Zorn has not applied this technique to opera, though, and while Rouse has written several hybrid rock-contemporary music operas, they have a linear narrative and musical structure. In the classical field there are contemporary composers who are working with some mix of ideas of dramatic music, contemporary experiences and the ideas and the means of digital technology. Some of this even makes explicit claims to be opera. However much the individual pieces or complete bodies of work may succeed on their own terms, or succeed in laying claims to the contemporary milieu, they fail in terms of opera, and thus fail the results that this argument seeks.

It’s the cut-and-paste idea that, for good or ill, is missing from opera. It’s a musical idea, a technique, so not inherently better or worse than other styles of 20th century music; Neo-Classsicism, Serialism, Aleatory. We’re in a new century now, and digital technology has become so pervasive that it’s easy to overlook the larger, conceptual possibilities it affords. It’s perhaps a human inclination to concentrate on the large-scale, the surprising and the extraordinary. Those certainly grab our attention, and do so dramatically. But we have computers everywhere in the contemporary world, and we use them constantly for personal ease, interest, pleasure – not to mention how many of us have been earning our living with computers and technology.

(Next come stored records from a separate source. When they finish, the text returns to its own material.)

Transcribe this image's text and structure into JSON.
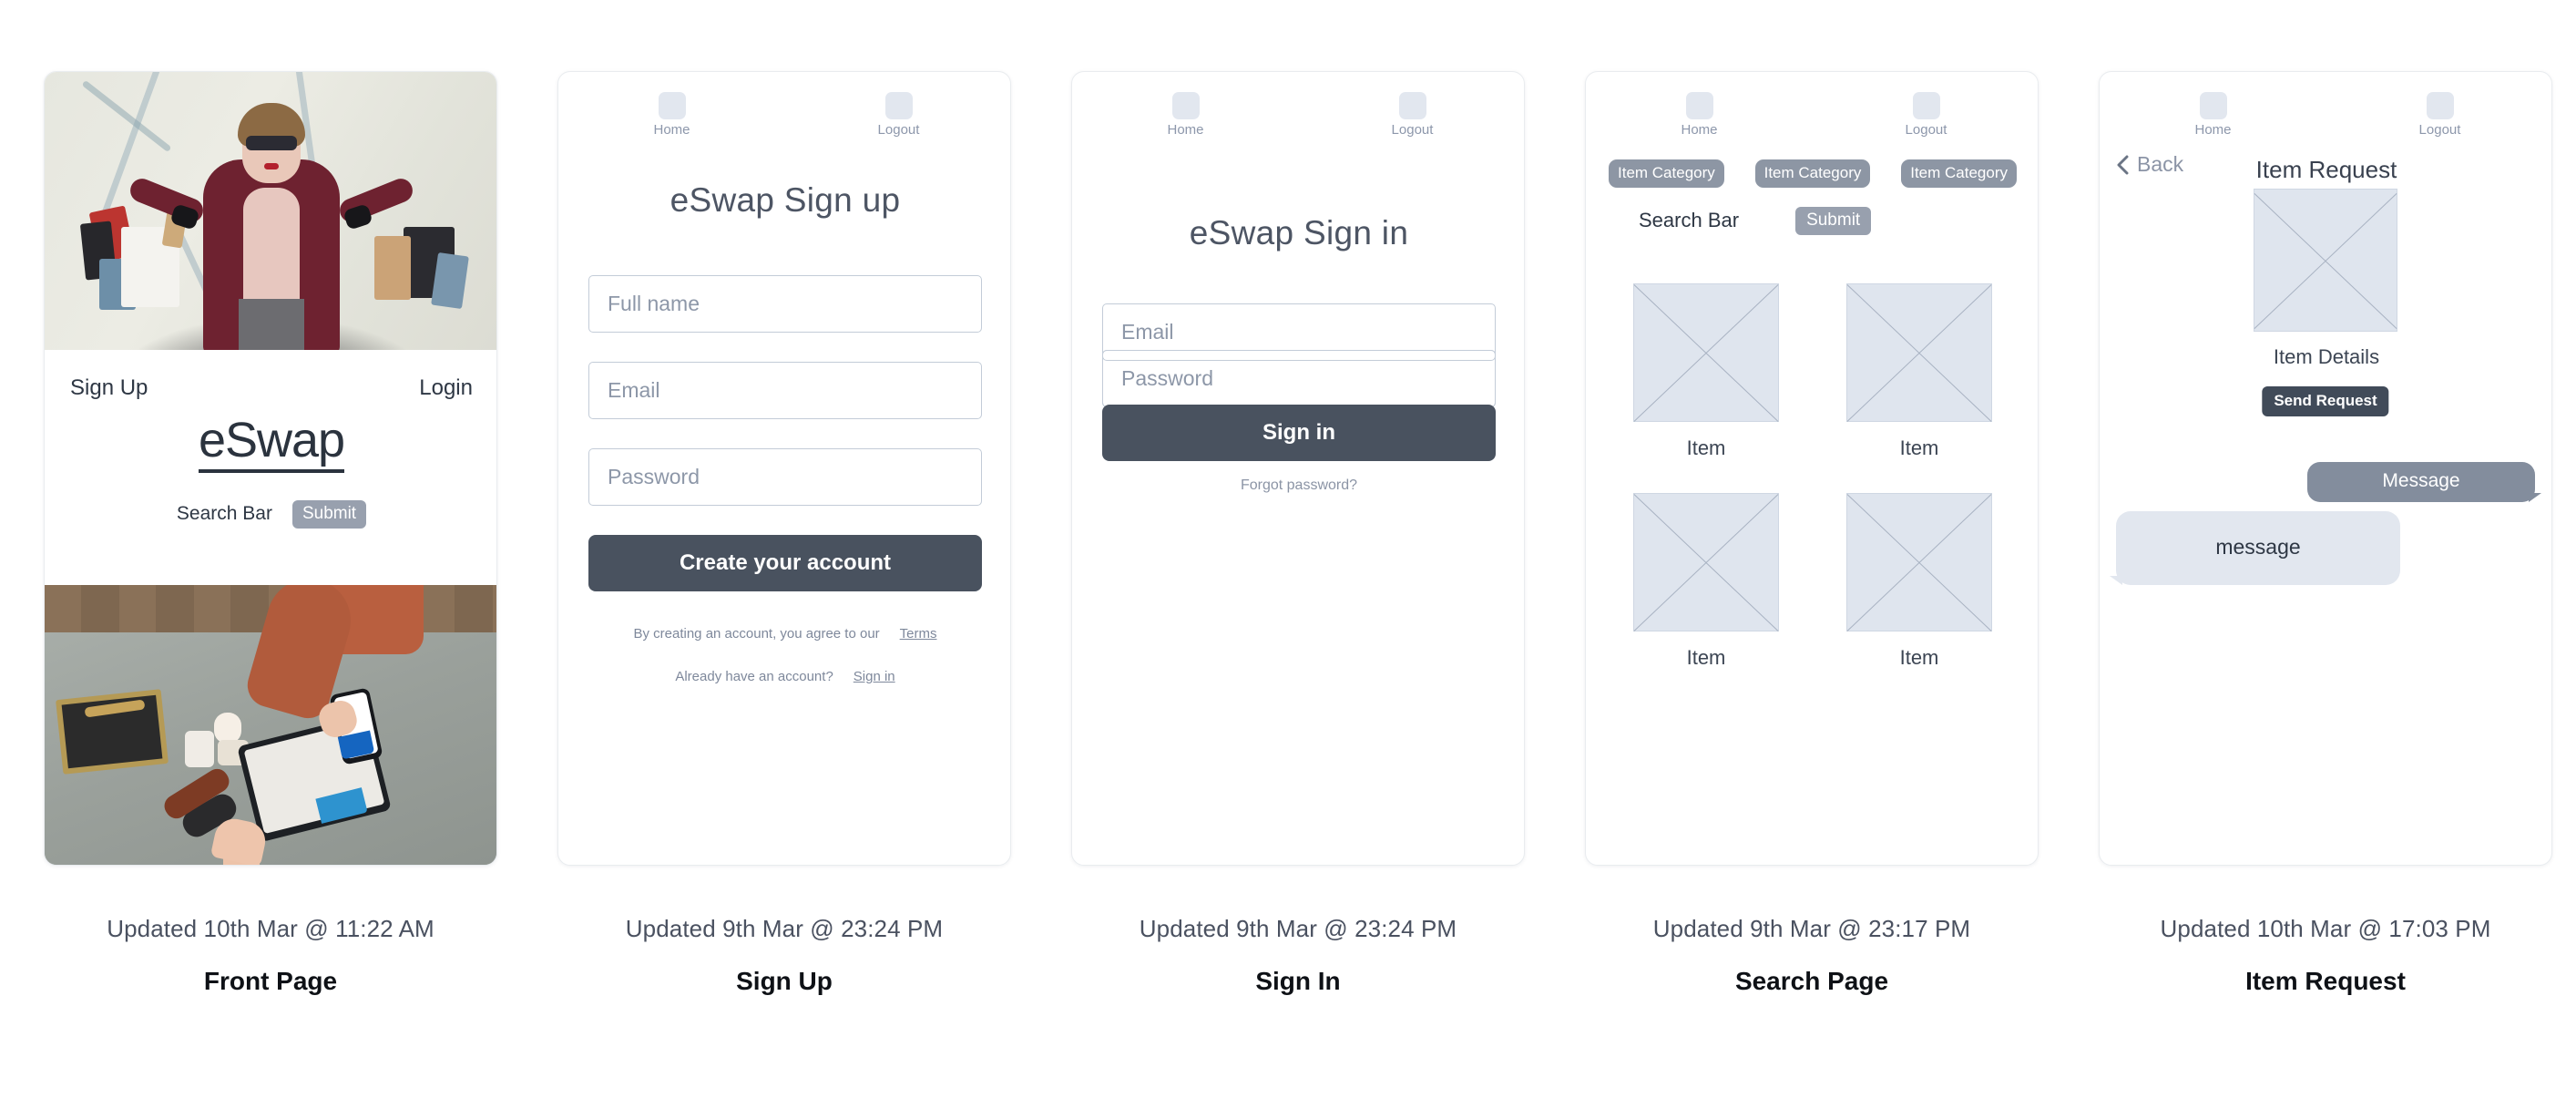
{
  "cards": [
    {
      "key": "front_page",
      "caption_updated": "Updated 10th Mar @ 11:22 AM",
      "caption_title": "Front Page",
      "nav_left": "Sign Up",
      "nav_right": "Login",
      "logo": "eSwap",
      "search_label": "Search Bar",
      "submit_label": "Submit"
    },
    {
      "key": "sign_up",
      "caption_updated": "Updated 9th Mar @ 23:24 PM",
      "caption_title": "Sign Up",
      "nav_home": "Home",
      "nav_logout": "Logout",
      "title": "eSwap Sign up",
      "field_fullname": "Full name",
      "field_email": "Email",
      "field_password": "Password",
      "cta": "Create your account",
      "terms_text": "By creating an account, you agree to our",
      "terms_link": "Terms",
      "already_text": "Already have an account?",
      "already_link": "Sign in"
    },
    {
      "key": "sign_in",
      "caption_updated": "Updated 9th Mar @ 23:24 PM",
      "caption_title": "Sign In",
      "nav_home": "Home",
      "nav_logout": "Logout",
      "title": "eSwap Sign in",
      "field_email": "Email",
      "field_password": "Password",
      "cta": "Sign in",
      "forgot_link": "Forgot password?"
    },
    {
      "key": "search_page",
      "caption_updated": "Updated 9th Mar @ 23:17 PM",
      "caption_title": "Search Page",
      "nav_home": "Home",
      "nav_logout": "Logout",
      "categories": [
        "Item Category",
        "Item Category",
        "Item Category"
      ],
      "search_label": "Search Bar",
      "submit_label": "Submit",
      "items": [
        "Item",
        "Item",
        "Item",
        "Item"
      ]
    },
    {
      "key": "item_request",
      "caption_updated": "Updated 10th Mar @ 17:03 PM",
      "caption_title": "Item Request",
      "nav_home": "Home",
      "nav_logout": "Logout",
      "back_label": "Back",
      "title": "Item Request",
      "details_label": "Item Details",
      "send_label": "Send Request",
      "message_out": "Message",
      "message_in": "message"
    }
  ],
  "colors": {
    "dark_button": "#49525f",
    "chip_gray": "#8d96a4",
    "submit_gray": "#98a0ae",
    "placeholder_fill": "#dfe5ee",
    "nav_icon": "#e2e7ef",
    "bubble_out": "#838d9d",
    "bubble_in": "#e2e7ef",
    "card_border": "#e9ecef"
  }
}
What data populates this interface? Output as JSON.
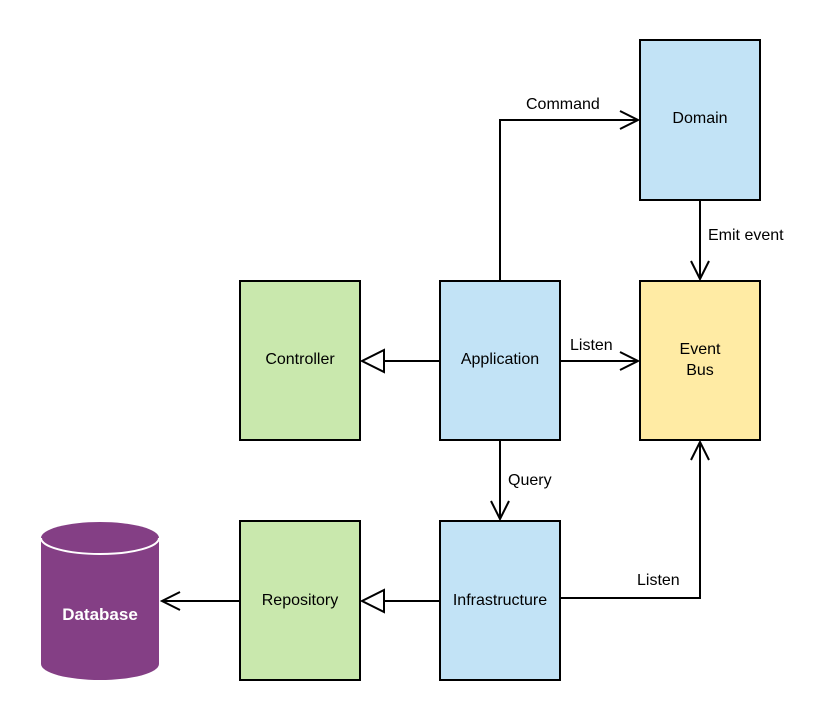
{
  "colors": {
    "domain_layer": "#c2e3f6",
    "interface_layer": "#c9e8ad",
    "event_bus": "#ffeba4",
    "database": "#843f85"
  },
  "nodes": {
    "domain": "Domain",
    "controller": "Controller",
    "application": "Application",
    "event_bus_line1": "Event",
    "event_bus_line2": "Bus",
    "repository": "Repository",
    "infrastructure": "Infrastructure",
    "database": "Database"
  },
  "edges": {
    "command": "Command",
    "emit_event": "Emit event",
    "listen_app": "Listen",
    "query": "Query",
    "listen_infra": "Listen"
  }
}
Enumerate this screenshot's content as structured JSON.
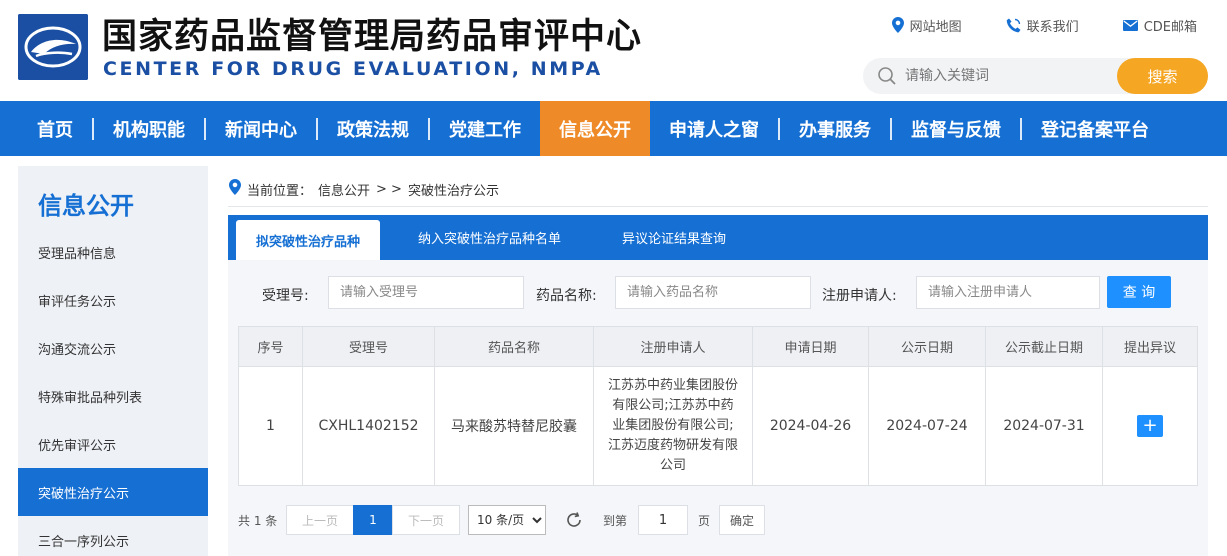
{
  "header": {
    "title_cn": "国家药品监督管理局药品审评中心",
    "title_en": "CENTER FOR DRUG EVALUATION, NMPA",
    "top_links": [
      {
        "label": "网站地图",
        "icon": "location-pin-icon"
      },
      {
        "label": "联系我们",
        "icon": "phone-icon"
      },
      {
        "label": "CDE邮箱",
        "icon": "mail-icon"
      }
    ],
    "search": {
      "placeholder": "请输入关键词",
      "button": "搜索"
    }
  },
  "nav": {
    "items": [
      "首页",
      "机构职能",
      "新闻中心",
      "政策法规",
      "党建工作",
      "信息公开",
      "申请人之窗",
      "办事服务",
      "监督与反馈",
      "登记备案平台"
    ],
    "active": "信息公开"
  },
  "sidebar": {
    "title": "信息公开",
    "items": [
      "受理品种信息",
      "审评任务公示",
      "沟通交流公示",
      "特殊审批品种列表",
      "优先审评公示",
      "突破性治疗公示",
      "三合一序列公示"
    ],
    "active": "突破性治疗公示"
  },
  "breadcrumb": {
    "prefix": "当前位置：",
    "parent": "信息公开",
    "sep": "> >",
    "current": "突破性治疗公示"
  },
  "tabs": [
    "拟突破性治疗品种",
    "纳入突破性治疗品种名单",
    "异议论证结果查询"
  ],
  "filters": {
    "accept_no_label": "受理号:",
    "accept_no_placeholder": "请输入受理号",
    "drug_name_label": "药品名称:",
    "drug_name_placeholder": "请输入药品名称",
    "applicant_label": "注册申请人:",
    "applicant_placeholder": "请输入注册申请人",
    "query_button": "查 询"
  },
  "table": {
    "headers": [
      "序号",
      "受理号",
      "药品名称",
      "注册申请人",
      "申请日期",
      "公示日期",
      "公示截止日期",
      "提出异议"
    ],
    "rows": [
      {
        "no": "1",
        "accept_no": "CXHL1402152",
        "drug_name": "马来酸苏特替尼胶囊",
        "applicant": "江苏苏中药业集团股份有限公司;江苏苏中药业集团股份有限公司;江苏迈度药物研发有限公司",
        "apply_date": "2024-04-26",
        "publicity_date": "2024-07-24",
        "deadline": "2024-07-31",
        "objection": "+"
      }
    ]
  },
  "pager": {
    "total": "共 1 条",
    "prev": "上一页",
    "current_page": "1",
    "next": "下一页",
    "page_size": "10 条/页",
    "goto_label": "到第",
    "goto_value": "1",
    "page_unit": "页",
    "confirm": "确定"
  },
  "colors": {
    "brand_blue": "#1670d4",
    "active_orange": "#ef8a28",
    "search_orange": "#f5a623"
  }
}
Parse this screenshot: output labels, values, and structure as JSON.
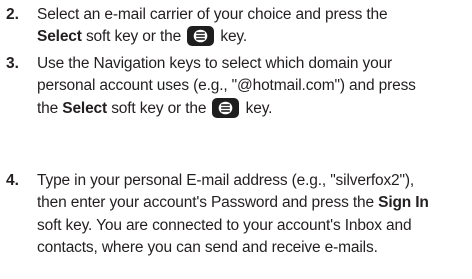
{
  "steps": [
    {
      "number": "2.",
      "lines": [
        {
          "pre": "Select an e-mail carrier of your choice and press the"
        },
        {
          "bold": "Select",
          "mid": " soft key or the ",
          "icon": "center-select-key-icon",
          "post": " key."
        }
      ]
    },
    {
      "number": "3.",
      "lines": [
        {
          "pre": "Use the Navigation keys to select which domain your"
        },
        {
          "pre": "personal account uses (e.g., \"@hotmail.com\") and press"
        },
        {
          "pre": "the ",
          "bold": "Select",
          "mid": " soft key or the ",
          "icon": "center-select-key-icon",
          "post": " key."
        }
      ]
    },
    {
      "number": "4.",
      "lines": [
        {
          "pre": "Type in your personal E-mail address (e.g., \"silverfox2\"),"
        },
        {
          "pre": "then enter your account's Password and press the ",
          "bold": "Sign In"
        },
        {
          "pre": "soft key. You are connected to your account's Inbox and"
        },
        {
          "pre": "contacts, where you can send and receive e-mails."
        }
      ]
    }
  ]
}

That too should prompt our attentions.

Digital technology gives us portability of media, but, like most computers and their applications, there is a high ceiling of untapped power and possibilities. This portability also has important implications for the structure or opera, again showing a way towards ideas that have yet to be exploited in opera but that are ubiquitous in the experience of contemporary life. If the digital world is one where anything – a photo, a CD, this essay – can be chopped into discrete bits and rearranged so that the same elements have an entirely new effect, then opera can be structured to take advantage of this. An opera of discrete elements, interrelated but each self-contained, can take advantage of digital technology in two important ways; it can be re-ordered at each performance so that the experience and drama could differ without any loss of coherence, and it could be presented to the audience through digital media so that they may re-order the same material in their own ways, recomposing the same structure to find their own meaning and satisfaction in the composer’s material and ideas. This is music as information technology, and the stage – whatever or wherever it may be at this point – is the information media. The new tools of digital technology make this feasible and even easy, but the idea itself should not seem startling because music itself is a form of information, and music notation on manuscript paper is nothing but information technology; it conveys a set of instructions with which musicians produce music. Digital technology is not a better form of this for music, but it is a different one, and just as useful. If Richard Taruskin can write a valid history of music that begins with the start of notation – a means to share musical information beyond hearing in both space and time – then this age awaits the understanding of just how much more musical information can be shared in so many more ways.

First in a series of several articles


Author: gtra1n

I'm a composer and musician, and I write about music—I do that here, for the New York Classical Review, at the Brooklyn Rail (I edit the music section there) and any place else that will have me, like New Music Box and Music & Literature. I also wrote the Miles Davis' Bitches Brew book in the 33 1/3 series.